As far as my stamina and fortitude in reading the Lehmann thread and this thread, I had no choice in the matter; it was like trying to put down a good novel. I was intrigued by the progress you've made with the Lehmann's dough over the years along with the interesting input from various members of this "pizza forum to end all pizza forums". I kind of related it to my own experiences in trying to make decent pizza at home, which started out as pulling 12" hockey pucks from my oven, to making pizza that I find more desirable than the average pizza joint in Queens, NY and Long Island [where I grew up], New York City [where I started working], and New Jersey [where I moved to after getting married].
I first went to Defara's in Brooklyn a couple of years ago after hearing about it from food writer David Rosengarten in an article he had written on his favorite New York pizza parlors. Tasting Defara's pizza brought me back to a time when I was growing up during the late 1960's and early 1970's. Quality pizza like Defara's was very common back then as most pizza joints were family-owned with a pizzaiolo who would fling his pies in the air; something I don't see anymore. I would assume that the quality of ingredients was much higher, as well. Heck, some of the best pizza I ate at during that period were small non-descript neighborhood joints which had old, ash-embedded Bari ovens. I believe that the ash in those metal ovens helped contribute to the unique taste in the crusts, just as an old well-seasoned cast-iron skillet or wok would do. Defara's oven is like that, as well.
I remember this 'hole in wall joint' in Grand Central Station back in the late seventies that consistently served one of the best pizzas I ever had. Alas, it's been gone for about 20 years now.
Pizza has gotten so bad in the last 30 years or so, that I feel I have no choice in the matter as far as making my own. You really have to do your homework to know where to go in New York for a decent slice of pizza these days. The great Peter Reinhart was a lifesaver to me with his New York Style dough. However, after viewing a three-part video of Tom Lehmann showing his pizza-making method in the factory, and the vastly different make-up of his dough recipe from the Reinhart recipe, along with your inexhaustible, informative contribution in the Lehmann thread, I knew I had to give the Lehmannís dough a whirl.
To answer your questions about my New Jersey pizza environment Ė
Outside temperature is averaging from low to upper 40's. The 50's should be right around the corner since today is the first day of spring.

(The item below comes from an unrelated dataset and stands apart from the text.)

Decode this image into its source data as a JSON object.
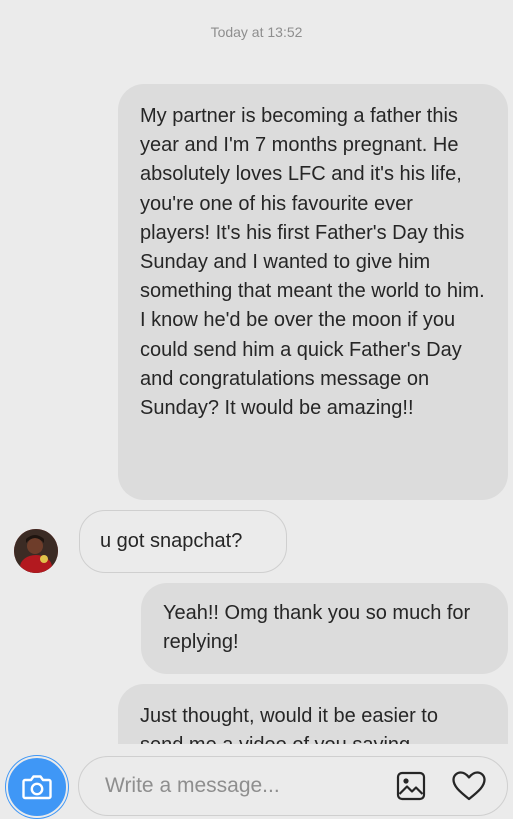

Average kitchen temperature is 72 degrees.
I always use KA Bread Flour and ADY. [f you think IDY would work better, I can order some SAF instant yeast from King Arthur Flour].
I own a 14 by 16 pizza stone and mostly make 14" pizzas with it. I'd like to stay with 14" pizzas.
As far as desired amount of oil, Iíd like to try 1%. I can always increase it to 2%, if needed.
My targeted fermentation window would be 3-4 days.
And since you said it was ok to use your new (whisk, paddle, dough hook) method, thatís the method Iíd like to use.
Thanks so much for your help,